BEIJING: Chinese internet users on Monday accused the U.S. of double standards after Washington condemned a deadly knife attack in southwest China but refrained from calling it a terrorist incident.
The U.S. embassy in China said on social media that it condemned the “terrible and senseless act of violence in Kunming” and expressed condolences to those affected in what it said were a “tragedy.”
The attack on Saturday night saw masked assailants stab civilians at a train station, killing 29 and wounding more than 130.
China has blamed separatists from the restive region of Xinjiang for what it described as an act of terror, with state media dubbing the incident “China’s 9/11.”

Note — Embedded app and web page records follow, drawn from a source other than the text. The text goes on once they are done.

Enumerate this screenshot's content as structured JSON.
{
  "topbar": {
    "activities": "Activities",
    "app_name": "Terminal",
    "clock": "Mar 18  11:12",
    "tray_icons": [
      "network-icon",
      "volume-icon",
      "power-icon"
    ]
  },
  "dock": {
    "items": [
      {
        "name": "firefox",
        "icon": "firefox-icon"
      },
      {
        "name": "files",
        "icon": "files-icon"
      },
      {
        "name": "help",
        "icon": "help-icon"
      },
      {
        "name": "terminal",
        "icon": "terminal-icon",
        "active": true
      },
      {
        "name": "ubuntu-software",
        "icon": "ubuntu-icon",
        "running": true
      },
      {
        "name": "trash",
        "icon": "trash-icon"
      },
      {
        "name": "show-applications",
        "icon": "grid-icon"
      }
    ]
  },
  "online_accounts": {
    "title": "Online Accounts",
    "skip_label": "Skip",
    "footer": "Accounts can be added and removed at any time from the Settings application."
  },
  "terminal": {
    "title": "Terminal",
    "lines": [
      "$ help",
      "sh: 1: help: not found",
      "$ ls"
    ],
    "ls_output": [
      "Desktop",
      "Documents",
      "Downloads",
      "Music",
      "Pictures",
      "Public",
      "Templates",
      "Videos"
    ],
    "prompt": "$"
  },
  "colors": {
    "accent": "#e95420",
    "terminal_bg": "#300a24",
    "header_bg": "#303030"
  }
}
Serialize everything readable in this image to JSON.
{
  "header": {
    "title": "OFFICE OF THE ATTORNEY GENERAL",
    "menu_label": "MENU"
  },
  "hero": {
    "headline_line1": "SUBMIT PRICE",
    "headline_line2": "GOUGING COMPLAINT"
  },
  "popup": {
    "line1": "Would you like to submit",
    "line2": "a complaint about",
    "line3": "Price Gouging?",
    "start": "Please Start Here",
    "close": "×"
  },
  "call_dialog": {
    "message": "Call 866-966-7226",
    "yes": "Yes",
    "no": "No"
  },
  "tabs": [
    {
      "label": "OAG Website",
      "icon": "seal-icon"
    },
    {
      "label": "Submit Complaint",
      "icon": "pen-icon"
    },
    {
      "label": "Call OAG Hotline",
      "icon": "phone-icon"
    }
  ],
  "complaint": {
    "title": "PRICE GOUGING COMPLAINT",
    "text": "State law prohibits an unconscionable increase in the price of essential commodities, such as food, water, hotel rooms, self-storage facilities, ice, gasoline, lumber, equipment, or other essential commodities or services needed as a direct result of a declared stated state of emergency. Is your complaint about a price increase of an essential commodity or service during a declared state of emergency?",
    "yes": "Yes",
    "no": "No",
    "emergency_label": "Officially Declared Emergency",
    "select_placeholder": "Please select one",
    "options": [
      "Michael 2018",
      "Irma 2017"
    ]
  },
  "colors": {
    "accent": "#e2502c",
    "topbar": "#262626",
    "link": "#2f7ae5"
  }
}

But thousands of Chinese Internet users slammed the U.S. for refusing to follow China in defining the attack as terrorism, comparing the knifings to last year’s bombing of the Boston Marathon as well as 9/11.
“Merely ‘terrible and senseless?’ Only ‘violence?’ Would Americans say the same thing about similar attacks on their own territory?” Ma Xiaolin, a website administrator, asked on Sina Weibo, a Chinese equivalent of Twitter.
“If you say that the Kunming attack is a ‘terrible and senseless act of violence,’ then the 9/11 attack can be called a ‘regrettable traffic incident,'” posted Cao Fan.
In typical mocking response, another user wrote: “I express my condolences for the setting off of fireworks and burning incident at the Boston Marathon.”
The U.S. statement came after the U.N. Security Council condemned the killings and said that it “underlined the need to bring perpetrators, organizers, financiers and sponsors of this terrorist attack to justice.”
It added: “Any acts of terrorism are criminal and unjustifiable regardless of their motivation.”
Russian President Vladimir Putin also described the attack as “terror” in a message sent to China’s President Xi Jinping, state media reported on Monday.
Following the September 11, 2001 attacks on New York and Washington, the U.S. placed the East Turkestan Islamic Movement, which China blames for unrest in the vast Xinjiang region, on its official list of international terrorist organizations.
But the group’s strength and links to global terrorism are murky, and some experts say China exaggerates its threat to justify tough security measures in Xinjiang, home to the mainly Muslim Uighur ethnic minority.
Several Uighurs were detained in the U.S.’ Guantanamo Bay facility, although nearly all were later released without charge.
But the U.S. has refrained from labeling recent clashes between Uighurs and security forces in Xinjiang as terrorism, while condemning China’s treatment of the minority, prompting the foreign ministry in Beijing to repeatedly accuse Washington of a “double standard.”
Chinese social media services are subject to strict censorship, with posts and responses critical of China’s official stance regularly deleted.